What we have—and have had for a long time—is corporatism, an interventionist system shot through with government-granted privileges mostly for the well-connected–who tend to be rich businesspeople. This system is maintained in a variety of ways: through taxes, subsidies, cartelizing regulations, intellectual “property” protections, trade restrictions, government-bank collusion, the military-industrial complex, land close-offs, zoning, building codes, restrictions on workers, and more. As a result, people can get rich at the expense of the government’s victims. Even some who have prospered apparently by market means have actually done so through government intervention, such as transportation subsidies and eminent domain. Wealth can be transferred in many ways besides welfare and Medicaid, some of them quite subtle. Most transfers are upward.
Free-market economists know this, but they often seem to forget it, such as when they indiscriminately defend firms (such as oil and pharmaceutical companies) in today’s corporatist economy. These economists convey the message that since in a free market people get rich and companies get big only by serving consumers, anyone who is rich today and any company that is big today must have gotten that way by serving consumers. The flaw in the argument should be obvious.
Given the corporatist nature of the economy, it is a mistake—as well as strategically foolish—to say the government should do nothing when a recession might be coming on or when recovery is disappointingly sluggish. There’s much it should do—or rather undo. Freedom’s advocates must spell this out in detail, revealing how existing government privilege harms the mass of people who have no political connections. In contrast, when an economist who proclaims his support for the free market says the current economy will fix itself, he brands himself a defender of the statist quo and turns his back on the State’s victims.

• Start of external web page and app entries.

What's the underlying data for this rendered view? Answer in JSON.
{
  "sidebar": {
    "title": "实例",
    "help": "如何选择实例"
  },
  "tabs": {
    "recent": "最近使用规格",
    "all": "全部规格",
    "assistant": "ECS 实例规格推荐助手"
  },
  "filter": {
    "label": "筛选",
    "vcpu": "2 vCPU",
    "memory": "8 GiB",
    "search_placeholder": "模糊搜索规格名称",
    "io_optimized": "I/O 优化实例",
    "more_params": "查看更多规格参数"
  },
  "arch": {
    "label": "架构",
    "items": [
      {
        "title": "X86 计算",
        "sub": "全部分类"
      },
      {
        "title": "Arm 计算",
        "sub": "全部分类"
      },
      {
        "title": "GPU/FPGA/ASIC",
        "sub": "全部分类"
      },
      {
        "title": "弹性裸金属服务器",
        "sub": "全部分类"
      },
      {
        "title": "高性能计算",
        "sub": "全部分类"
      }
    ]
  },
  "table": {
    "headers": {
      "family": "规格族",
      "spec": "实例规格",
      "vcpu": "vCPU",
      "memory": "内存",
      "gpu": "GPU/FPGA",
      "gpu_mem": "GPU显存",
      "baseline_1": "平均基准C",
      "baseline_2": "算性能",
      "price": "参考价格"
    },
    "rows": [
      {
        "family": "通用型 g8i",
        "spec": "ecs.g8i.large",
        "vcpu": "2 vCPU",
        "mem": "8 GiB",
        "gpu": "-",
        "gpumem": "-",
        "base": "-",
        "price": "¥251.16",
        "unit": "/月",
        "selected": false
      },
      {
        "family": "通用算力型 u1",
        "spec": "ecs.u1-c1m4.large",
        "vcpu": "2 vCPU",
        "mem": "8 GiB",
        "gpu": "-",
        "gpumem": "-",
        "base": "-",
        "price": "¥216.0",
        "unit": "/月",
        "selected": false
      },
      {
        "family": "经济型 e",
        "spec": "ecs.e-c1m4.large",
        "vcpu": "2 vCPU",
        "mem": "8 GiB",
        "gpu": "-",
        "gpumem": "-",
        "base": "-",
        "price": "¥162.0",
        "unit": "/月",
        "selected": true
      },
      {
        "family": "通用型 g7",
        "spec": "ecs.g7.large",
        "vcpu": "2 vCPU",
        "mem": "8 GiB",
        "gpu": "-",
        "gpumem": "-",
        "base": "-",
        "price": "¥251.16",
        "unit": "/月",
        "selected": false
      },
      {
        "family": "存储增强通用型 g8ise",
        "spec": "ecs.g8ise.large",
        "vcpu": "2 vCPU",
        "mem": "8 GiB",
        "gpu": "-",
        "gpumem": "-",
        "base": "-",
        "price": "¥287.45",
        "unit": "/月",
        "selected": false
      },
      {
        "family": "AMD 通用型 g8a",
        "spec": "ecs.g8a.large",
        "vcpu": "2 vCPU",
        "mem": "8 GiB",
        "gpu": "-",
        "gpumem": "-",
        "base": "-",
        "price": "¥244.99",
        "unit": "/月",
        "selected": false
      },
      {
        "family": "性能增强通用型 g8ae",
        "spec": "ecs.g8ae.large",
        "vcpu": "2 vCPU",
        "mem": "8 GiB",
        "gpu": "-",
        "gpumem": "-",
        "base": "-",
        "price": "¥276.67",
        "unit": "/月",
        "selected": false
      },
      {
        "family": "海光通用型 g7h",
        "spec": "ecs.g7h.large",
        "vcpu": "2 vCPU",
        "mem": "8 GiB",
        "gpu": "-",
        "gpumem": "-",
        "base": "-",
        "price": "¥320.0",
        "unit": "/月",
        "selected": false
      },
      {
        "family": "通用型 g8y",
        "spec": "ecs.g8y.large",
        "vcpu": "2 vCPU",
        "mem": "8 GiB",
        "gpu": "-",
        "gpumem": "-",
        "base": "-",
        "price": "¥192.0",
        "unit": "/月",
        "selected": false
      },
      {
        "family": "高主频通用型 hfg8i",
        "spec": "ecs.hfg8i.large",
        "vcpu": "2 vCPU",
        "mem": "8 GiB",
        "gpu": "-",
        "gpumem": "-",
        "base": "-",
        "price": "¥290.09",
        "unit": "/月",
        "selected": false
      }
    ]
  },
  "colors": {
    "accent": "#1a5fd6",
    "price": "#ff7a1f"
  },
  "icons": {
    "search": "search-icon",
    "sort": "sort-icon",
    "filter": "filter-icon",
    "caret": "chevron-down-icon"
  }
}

The freedom philosophy is a radical idea that looks ahead, rather than to some mythical golden era or Panglossian present. Every time we pass up an opportunity to make this point, we alienate potential allies who are concerned about those who are having a tough time of things. Yes, living standards have improved for decades and being poor in the United States is not what it used to be—thank goodness. That only shows that even a marketplace hampered by government privilege can produce astounding wealth. But to be satisfied with that is to be willing to trade freedom and justice for a mess of pottage.
What we lack is a liberal Utopia, a programme which seems neither a mere defence of things as they are nor a diluted kind of socialism, but a truly liberal radicalism which does not spare the susceptibilities of the mighty (including the trade unions), which is not too severely practical and which does not confine itself to what appears today as politically possible. . . . Those who have concerned themselves exclusively with what seemed practicable in the existing state of opinion have constantly found that even this has rapidly become politically impossible as the result of changes in a public opinion which they have done nothing to guide. Unless we can make the philosophic foundations of a free society once more a living intellectual issue, and its implementation a task which challenges the ingenuity and imagination of our liveliest minds, the prospects of freedom are indeed dark. But if we can regain that belief in power of ideas which was the mark of liberalism at its best, the battle is not lost. [Emphasis added.]
Hayek wrote that over 60 years ago. We haven’t progressed as much as we like to think.
(A version of this article first appeared on February 1, 2008.)
Sheldon Richman is the former editor of The Freeman and a contributor to The Concise Encyclopedia of Economics. He is the author of Separating School and State: How to Liberate America’s Families and thousands of articles.
This article was originally published on FEE.org. Read the original article.